╭─ Material to process

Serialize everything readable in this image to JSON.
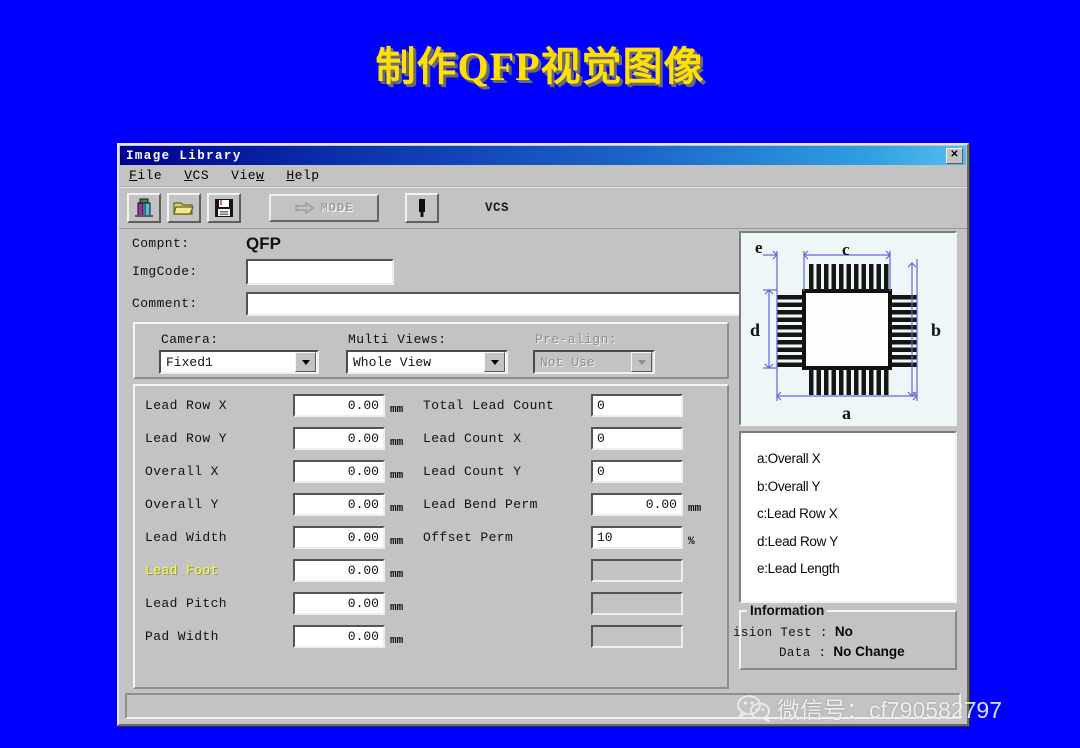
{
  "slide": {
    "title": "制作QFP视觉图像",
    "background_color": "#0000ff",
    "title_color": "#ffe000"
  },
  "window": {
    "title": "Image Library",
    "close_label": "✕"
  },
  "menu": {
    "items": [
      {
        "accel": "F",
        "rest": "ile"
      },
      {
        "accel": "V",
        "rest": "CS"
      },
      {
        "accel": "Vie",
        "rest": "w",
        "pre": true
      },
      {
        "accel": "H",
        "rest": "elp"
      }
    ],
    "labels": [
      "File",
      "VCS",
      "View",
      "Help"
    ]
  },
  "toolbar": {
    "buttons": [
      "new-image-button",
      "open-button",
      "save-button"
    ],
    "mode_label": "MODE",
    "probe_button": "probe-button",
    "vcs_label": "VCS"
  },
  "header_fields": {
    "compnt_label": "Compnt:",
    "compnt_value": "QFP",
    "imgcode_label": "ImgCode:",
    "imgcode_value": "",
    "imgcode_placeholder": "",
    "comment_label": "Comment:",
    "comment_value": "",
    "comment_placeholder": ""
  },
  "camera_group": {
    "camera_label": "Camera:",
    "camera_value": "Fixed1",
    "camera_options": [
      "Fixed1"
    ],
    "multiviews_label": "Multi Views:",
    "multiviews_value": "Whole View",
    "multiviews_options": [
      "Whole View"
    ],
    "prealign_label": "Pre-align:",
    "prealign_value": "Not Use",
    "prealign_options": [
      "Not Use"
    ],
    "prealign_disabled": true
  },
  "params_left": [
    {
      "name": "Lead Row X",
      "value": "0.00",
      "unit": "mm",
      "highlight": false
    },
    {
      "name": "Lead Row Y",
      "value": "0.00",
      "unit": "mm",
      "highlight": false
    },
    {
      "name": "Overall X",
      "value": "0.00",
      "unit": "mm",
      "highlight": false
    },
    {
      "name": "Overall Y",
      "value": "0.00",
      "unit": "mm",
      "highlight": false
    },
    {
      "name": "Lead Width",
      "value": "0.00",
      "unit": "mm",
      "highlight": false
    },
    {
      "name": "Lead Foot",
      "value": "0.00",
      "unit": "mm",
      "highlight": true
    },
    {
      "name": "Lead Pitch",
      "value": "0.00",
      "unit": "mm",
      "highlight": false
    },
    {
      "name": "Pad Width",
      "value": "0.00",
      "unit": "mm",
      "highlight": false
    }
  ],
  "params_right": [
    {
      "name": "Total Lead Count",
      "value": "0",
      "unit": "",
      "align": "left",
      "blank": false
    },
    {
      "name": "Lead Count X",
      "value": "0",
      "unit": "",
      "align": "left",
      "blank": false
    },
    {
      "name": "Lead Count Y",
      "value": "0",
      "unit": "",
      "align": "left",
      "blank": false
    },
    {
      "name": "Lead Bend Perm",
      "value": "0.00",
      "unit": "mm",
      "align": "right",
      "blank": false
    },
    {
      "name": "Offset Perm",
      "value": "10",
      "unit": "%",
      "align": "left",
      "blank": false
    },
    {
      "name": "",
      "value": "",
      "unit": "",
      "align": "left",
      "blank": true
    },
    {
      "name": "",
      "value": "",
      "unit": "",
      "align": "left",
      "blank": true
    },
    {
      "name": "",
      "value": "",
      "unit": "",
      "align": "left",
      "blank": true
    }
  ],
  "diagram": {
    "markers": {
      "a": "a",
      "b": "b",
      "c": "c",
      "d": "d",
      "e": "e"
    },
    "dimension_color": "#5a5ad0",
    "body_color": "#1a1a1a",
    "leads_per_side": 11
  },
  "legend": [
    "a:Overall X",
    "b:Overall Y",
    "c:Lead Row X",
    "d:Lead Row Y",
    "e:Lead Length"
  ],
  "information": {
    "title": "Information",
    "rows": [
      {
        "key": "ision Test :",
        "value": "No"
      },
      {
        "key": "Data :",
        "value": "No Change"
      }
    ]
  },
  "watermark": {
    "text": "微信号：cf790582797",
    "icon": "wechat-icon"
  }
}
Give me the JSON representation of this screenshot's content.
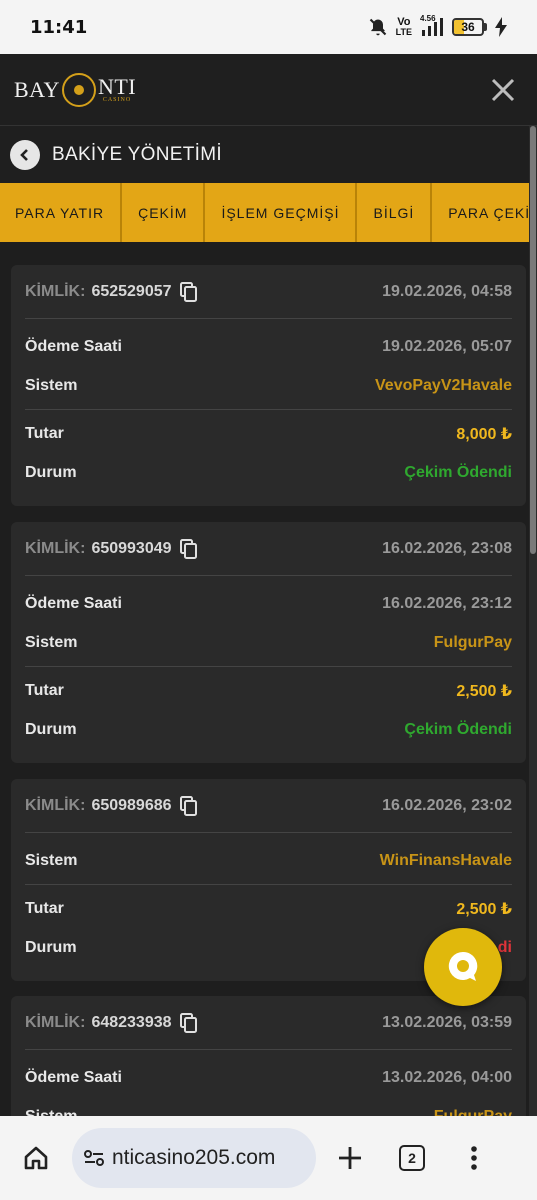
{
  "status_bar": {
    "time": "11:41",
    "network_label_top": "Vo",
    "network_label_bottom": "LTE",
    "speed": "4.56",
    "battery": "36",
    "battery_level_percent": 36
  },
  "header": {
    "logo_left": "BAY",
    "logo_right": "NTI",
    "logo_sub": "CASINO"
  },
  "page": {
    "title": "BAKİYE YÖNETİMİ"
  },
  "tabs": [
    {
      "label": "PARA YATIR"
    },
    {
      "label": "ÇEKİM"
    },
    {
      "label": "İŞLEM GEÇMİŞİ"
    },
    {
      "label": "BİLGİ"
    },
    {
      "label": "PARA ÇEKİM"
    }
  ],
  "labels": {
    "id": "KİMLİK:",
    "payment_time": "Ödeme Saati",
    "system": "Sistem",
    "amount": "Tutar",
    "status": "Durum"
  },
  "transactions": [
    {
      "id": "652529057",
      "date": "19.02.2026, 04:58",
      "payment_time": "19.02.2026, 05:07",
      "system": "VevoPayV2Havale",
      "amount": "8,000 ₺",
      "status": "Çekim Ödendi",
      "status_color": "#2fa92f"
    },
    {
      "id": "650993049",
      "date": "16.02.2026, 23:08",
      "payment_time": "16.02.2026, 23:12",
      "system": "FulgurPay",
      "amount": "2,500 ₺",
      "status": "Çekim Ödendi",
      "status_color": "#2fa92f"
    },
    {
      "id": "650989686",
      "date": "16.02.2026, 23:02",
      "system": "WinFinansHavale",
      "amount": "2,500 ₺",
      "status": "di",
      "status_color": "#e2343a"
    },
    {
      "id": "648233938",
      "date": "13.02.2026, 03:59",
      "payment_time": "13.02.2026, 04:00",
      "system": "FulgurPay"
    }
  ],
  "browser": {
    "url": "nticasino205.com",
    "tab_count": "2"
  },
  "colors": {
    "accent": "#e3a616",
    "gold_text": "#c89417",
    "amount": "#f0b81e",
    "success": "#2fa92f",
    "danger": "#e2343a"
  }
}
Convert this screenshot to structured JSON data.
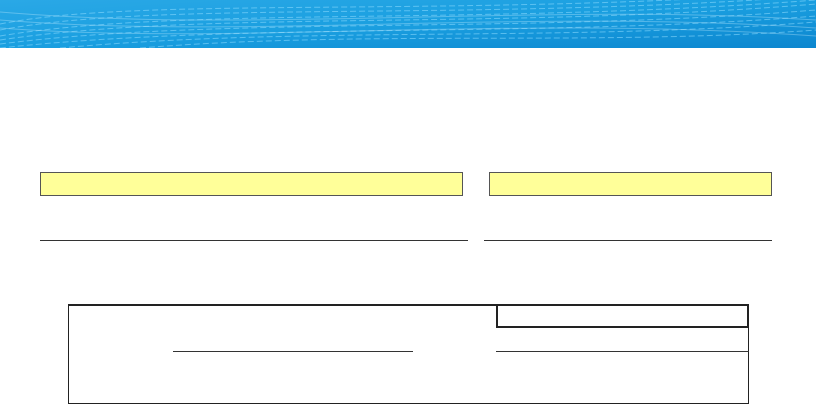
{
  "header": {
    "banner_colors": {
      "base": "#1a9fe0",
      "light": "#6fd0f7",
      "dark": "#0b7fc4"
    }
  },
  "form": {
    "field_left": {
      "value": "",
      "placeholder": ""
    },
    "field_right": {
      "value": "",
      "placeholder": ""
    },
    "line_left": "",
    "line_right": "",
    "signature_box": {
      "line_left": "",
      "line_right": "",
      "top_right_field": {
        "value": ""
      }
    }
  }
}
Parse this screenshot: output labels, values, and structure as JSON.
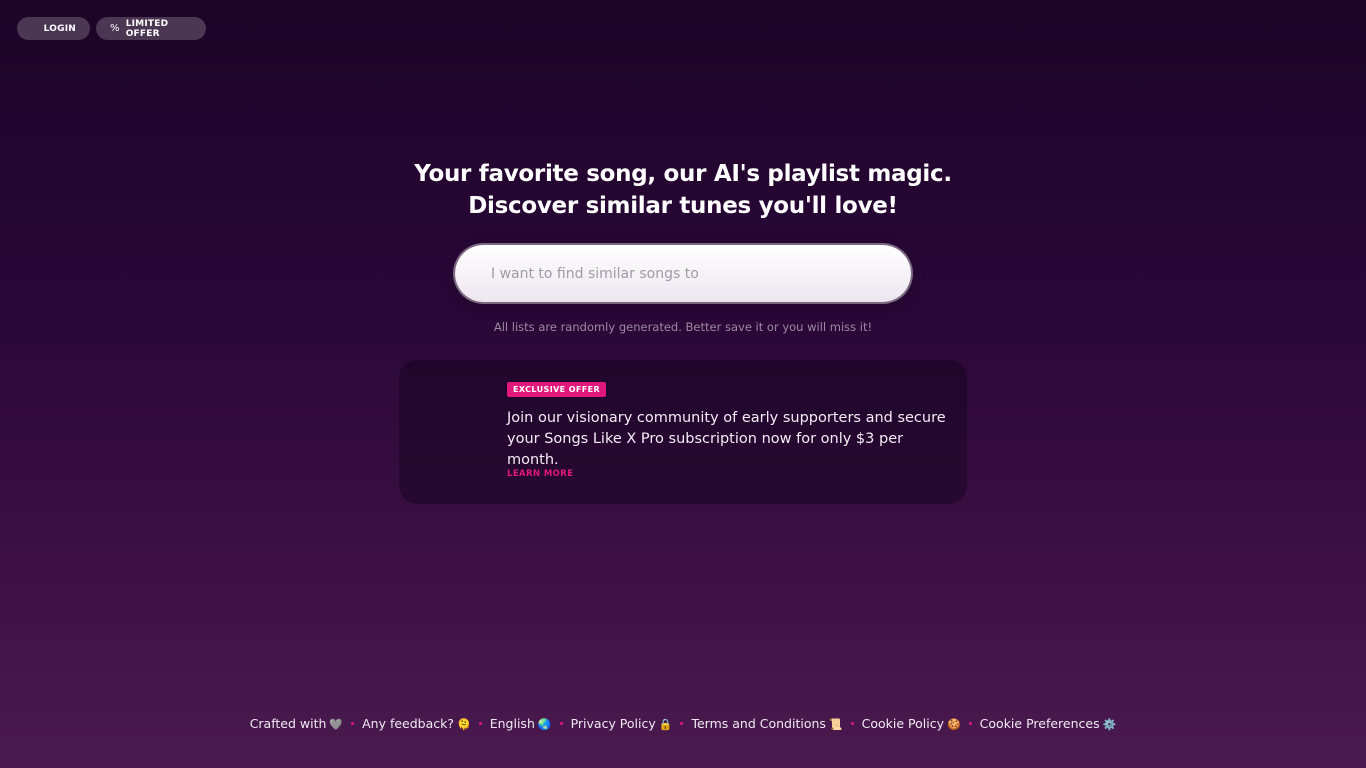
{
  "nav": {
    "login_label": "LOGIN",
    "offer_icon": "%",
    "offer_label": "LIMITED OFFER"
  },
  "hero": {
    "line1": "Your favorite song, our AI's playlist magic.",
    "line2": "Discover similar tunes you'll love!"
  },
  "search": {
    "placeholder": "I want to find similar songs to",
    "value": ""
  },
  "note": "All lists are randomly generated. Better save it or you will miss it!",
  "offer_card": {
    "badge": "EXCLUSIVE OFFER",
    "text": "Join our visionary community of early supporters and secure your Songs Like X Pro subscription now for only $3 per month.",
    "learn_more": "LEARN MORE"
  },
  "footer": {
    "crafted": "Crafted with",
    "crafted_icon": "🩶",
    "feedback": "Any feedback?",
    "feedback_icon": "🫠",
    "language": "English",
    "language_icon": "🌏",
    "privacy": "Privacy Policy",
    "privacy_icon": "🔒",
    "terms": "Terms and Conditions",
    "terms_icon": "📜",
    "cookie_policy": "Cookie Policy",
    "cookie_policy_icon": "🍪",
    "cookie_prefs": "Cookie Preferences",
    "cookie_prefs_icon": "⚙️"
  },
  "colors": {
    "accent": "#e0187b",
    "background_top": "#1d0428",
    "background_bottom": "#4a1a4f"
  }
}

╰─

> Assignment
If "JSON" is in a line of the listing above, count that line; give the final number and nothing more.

> Response box
4